§ **Data extract**

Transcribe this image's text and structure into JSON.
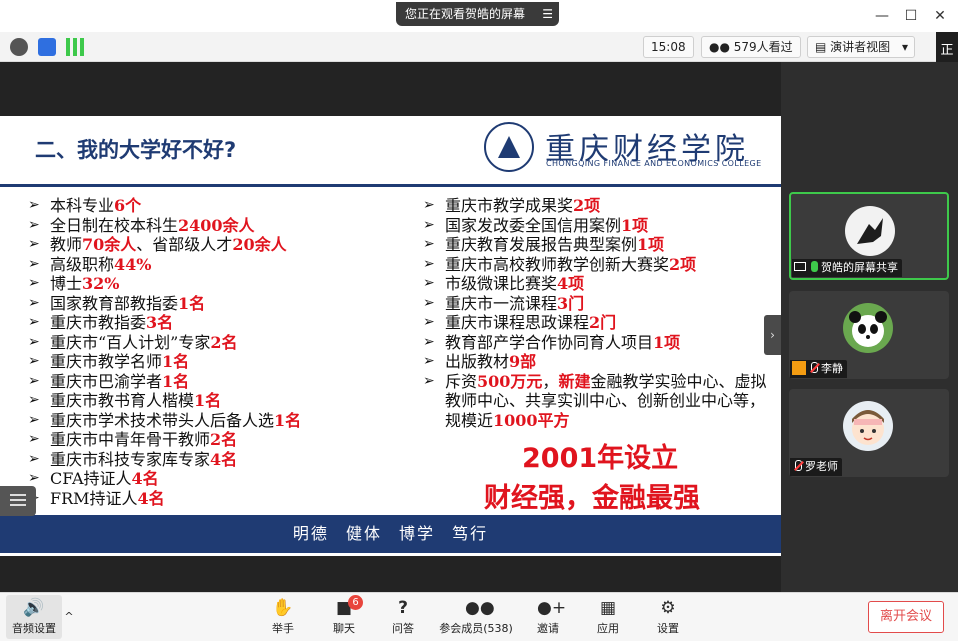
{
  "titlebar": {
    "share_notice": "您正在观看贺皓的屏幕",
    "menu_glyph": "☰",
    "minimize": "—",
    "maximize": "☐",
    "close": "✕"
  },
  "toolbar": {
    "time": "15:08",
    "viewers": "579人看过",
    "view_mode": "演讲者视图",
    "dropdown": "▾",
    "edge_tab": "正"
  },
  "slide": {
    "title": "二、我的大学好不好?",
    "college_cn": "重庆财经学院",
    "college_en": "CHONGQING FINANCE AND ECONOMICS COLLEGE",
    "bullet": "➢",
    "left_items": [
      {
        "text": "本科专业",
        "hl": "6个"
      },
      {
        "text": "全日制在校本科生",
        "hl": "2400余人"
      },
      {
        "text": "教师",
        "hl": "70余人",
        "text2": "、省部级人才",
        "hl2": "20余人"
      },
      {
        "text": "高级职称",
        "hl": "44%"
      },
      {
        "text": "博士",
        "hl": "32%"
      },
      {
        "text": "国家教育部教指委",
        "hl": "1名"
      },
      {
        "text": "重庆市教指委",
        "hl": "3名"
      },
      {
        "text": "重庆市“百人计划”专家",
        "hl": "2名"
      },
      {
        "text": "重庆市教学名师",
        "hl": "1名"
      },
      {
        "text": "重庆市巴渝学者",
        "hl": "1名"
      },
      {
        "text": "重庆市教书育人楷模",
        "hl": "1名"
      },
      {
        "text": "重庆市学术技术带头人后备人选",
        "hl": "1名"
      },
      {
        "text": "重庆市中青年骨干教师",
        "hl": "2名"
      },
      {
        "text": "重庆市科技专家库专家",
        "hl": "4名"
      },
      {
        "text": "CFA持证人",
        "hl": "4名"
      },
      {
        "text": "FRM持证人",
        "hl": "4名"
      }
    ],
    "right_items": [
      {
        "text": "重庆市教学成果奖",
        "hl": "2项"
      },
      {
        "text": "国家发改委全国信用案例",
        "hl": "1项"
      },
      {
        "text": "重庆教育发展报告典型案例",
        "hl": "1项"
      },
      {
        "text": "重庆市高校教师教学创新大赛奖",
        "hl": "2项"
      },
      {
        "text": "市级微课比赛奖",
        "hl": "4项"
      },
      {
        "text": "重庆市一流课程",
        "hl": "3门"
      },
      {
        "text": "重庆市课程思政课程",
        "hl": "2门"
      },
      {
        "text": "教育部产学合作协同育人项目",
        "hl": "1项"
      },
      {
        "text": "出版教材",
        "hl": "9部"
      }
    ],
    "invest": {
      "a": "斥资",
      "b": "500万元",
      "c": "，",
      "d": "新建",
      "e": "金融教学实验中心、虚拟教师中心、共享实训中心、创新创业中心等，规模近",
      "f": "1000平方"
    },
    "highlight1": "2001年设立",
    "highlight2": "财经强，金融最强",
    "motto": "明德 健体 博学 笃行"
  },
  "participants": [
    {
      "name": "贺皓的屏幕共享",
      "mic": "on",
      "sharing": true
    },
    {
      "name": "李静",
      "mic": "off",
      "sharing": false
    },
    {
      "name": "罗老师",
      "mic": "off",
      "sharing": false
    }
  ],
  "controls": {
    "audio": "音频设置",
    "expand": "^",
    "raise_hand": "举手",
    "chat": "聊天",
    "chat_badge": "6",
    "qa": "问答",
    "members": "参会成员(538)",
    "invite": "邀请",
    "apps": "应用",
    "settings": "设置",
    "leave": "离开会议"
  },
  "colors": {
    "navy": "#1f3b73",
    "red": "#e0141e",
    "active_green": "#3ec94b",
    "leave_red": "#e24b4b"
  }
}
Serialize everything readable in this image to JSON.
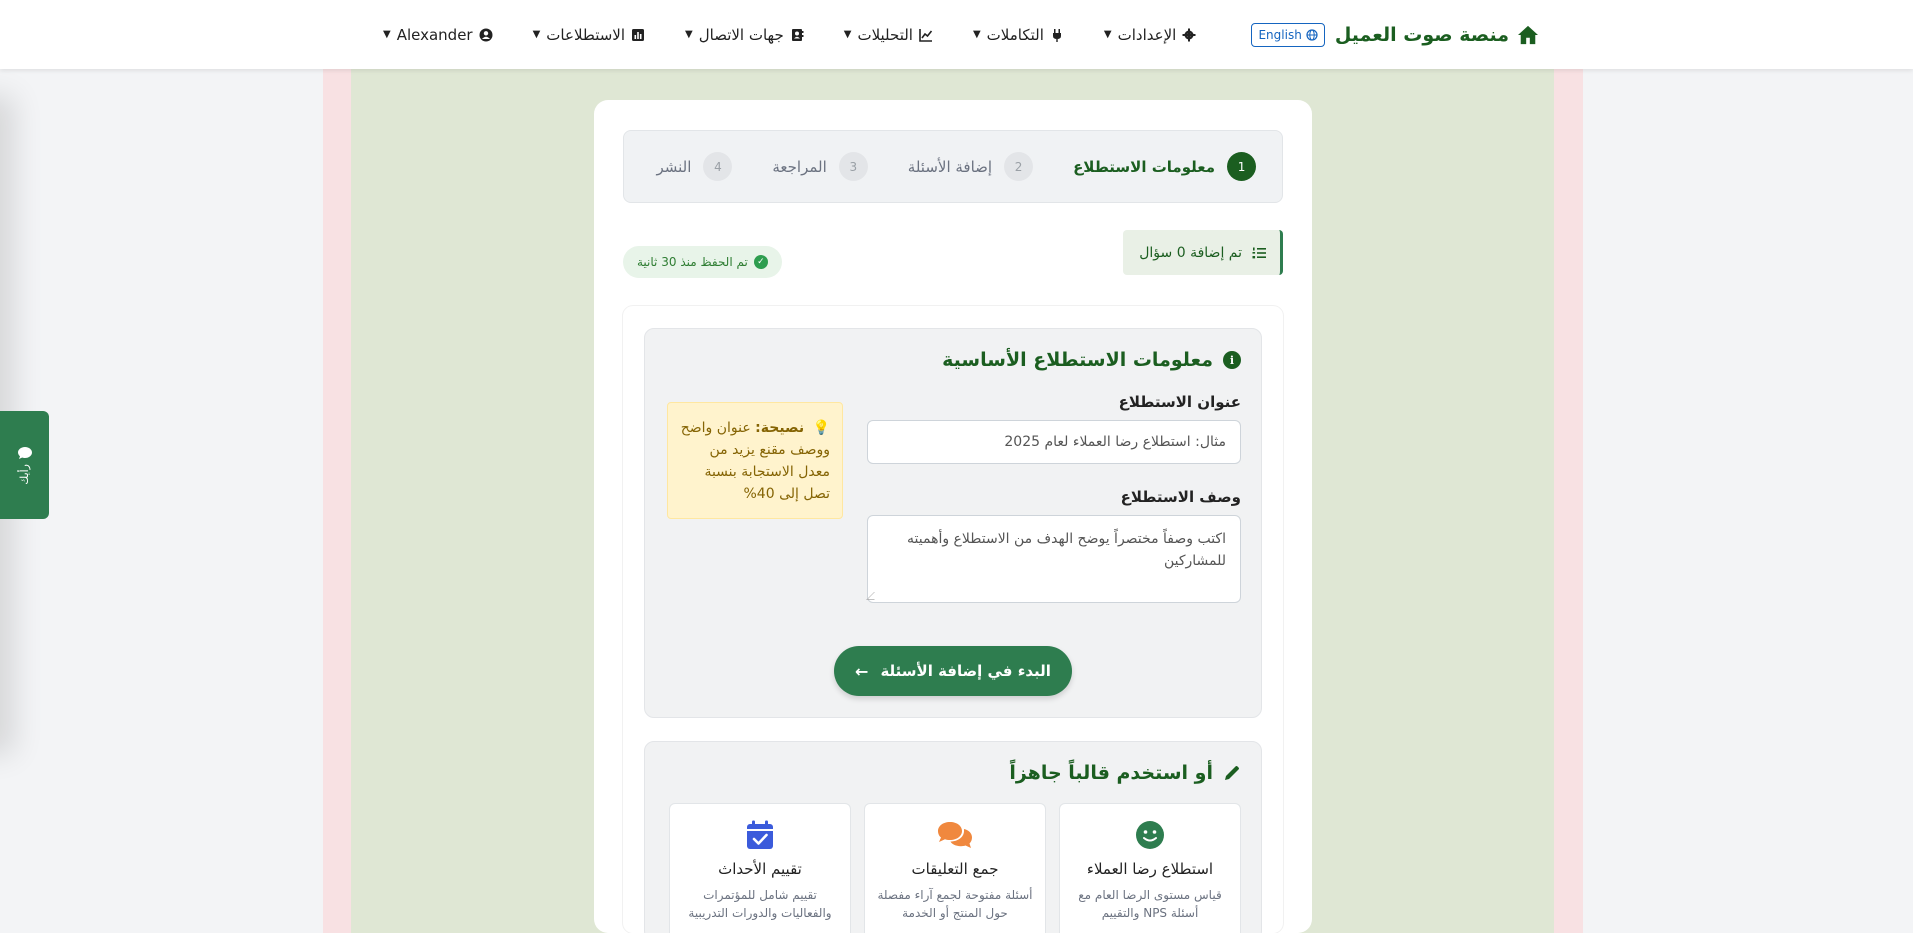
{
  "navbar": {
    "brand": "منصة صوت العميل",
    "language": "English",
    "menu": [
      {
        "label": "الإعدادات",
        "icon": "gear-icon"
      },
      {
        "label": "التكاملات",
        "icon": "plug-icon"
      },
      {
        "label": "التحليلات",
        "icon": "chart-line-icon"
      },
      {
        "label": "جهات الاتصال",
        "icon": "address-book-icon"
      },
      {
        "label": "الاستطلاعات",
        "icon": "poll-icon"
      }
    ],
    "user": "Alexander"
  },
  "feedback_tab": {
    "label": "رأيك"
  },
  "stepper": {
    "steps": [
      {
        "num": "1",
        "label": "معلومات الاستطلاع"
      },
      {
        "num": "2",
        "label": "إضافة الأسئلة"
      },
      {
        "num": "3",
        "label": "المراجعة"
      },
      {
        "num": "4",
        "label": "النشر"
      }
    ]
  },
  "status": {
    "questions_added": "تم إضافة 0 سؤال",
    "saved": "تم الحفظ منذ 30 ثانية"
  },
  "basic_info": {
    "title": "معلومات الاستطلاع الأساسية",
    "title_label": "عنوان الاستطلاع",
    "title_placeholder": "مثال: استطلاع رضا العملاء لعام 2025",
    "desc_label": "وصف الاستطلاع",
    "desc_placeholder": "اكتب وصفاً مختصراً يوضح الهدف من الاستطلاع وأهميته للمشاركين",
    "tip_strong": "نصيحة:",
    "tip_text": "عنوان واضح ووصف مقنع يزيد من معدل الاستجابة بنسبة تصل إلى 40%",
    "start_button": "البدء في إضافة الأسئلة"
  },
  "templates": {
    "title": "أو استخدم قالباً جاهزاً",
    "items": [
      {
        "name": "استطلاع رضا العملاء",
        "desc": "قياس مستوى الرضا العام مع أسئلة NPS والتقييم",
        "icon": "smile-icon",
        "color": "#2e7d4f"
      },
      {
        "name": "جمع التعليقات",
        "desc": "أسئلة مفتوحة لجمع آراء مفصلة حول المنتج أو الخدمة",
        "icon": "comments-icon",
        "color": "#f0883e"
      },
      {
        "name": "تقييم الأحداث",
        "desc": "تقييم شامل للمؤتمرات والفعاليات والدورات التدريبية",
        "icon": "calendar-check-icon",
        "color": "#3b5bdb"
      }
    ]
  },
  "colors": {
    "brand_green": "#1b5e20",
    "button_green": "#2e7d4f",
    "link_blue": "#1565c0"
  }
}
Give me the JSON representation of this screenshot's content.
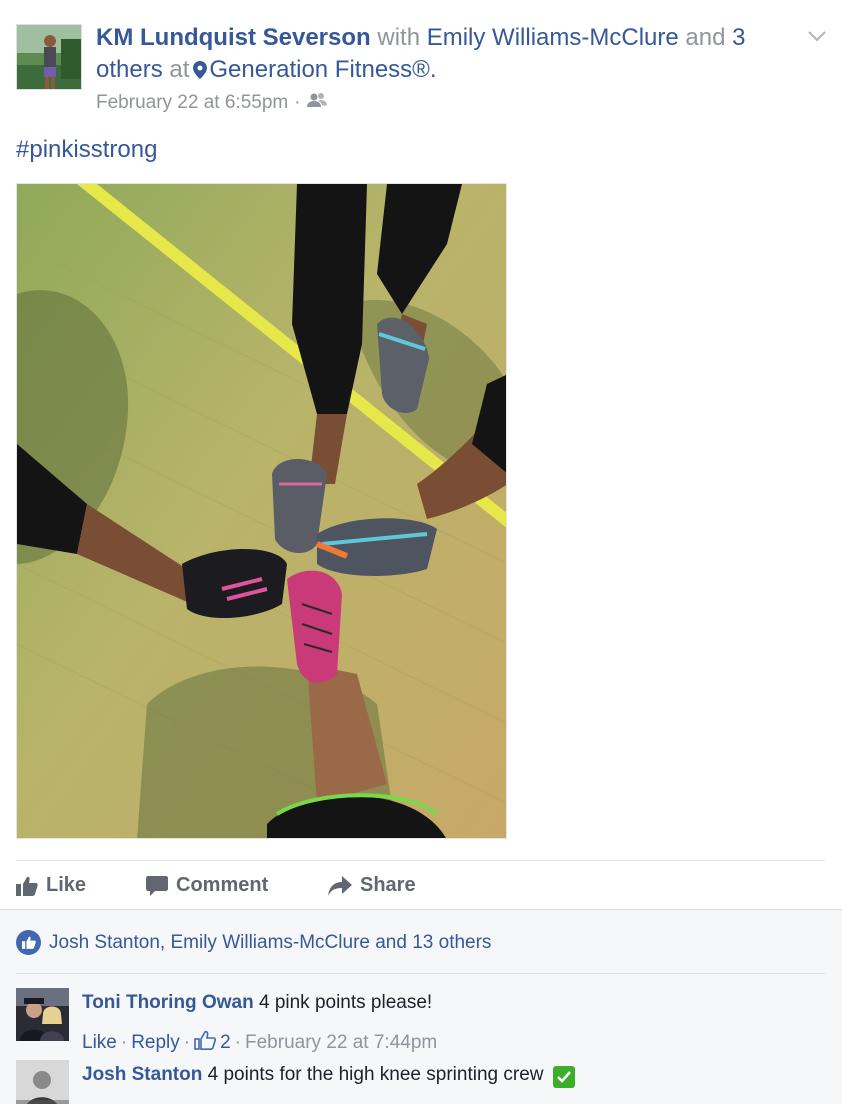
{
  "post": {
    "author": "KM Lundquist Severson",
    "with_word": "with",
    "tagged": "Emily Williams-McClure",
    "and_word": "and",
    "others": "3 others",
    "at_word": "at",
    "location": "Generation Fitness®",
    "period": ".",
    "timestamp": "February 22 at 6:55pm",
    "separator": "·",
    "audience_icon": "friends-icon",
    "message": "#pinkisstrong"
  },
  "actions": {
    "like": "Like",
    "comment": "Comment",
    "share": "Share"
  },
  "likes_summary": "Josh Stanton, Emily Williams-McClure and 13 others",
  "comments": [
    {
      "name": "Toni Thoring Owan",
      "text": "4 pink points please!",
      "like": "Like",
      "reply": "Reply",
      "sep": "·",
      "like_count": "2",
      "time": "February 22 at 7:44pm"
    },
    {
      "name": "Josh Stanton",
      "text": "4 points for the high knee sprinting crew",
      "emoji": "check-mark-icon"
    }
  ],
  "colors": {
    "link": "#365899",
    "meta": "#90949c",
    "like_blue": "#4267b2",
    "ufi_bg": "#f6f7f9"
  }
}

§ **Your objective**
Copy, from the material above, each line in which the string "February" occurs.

§ **Written answer**
    "timestamp": "February 22 at 6:55pm",
      "time": "February 22 at 7:44pm"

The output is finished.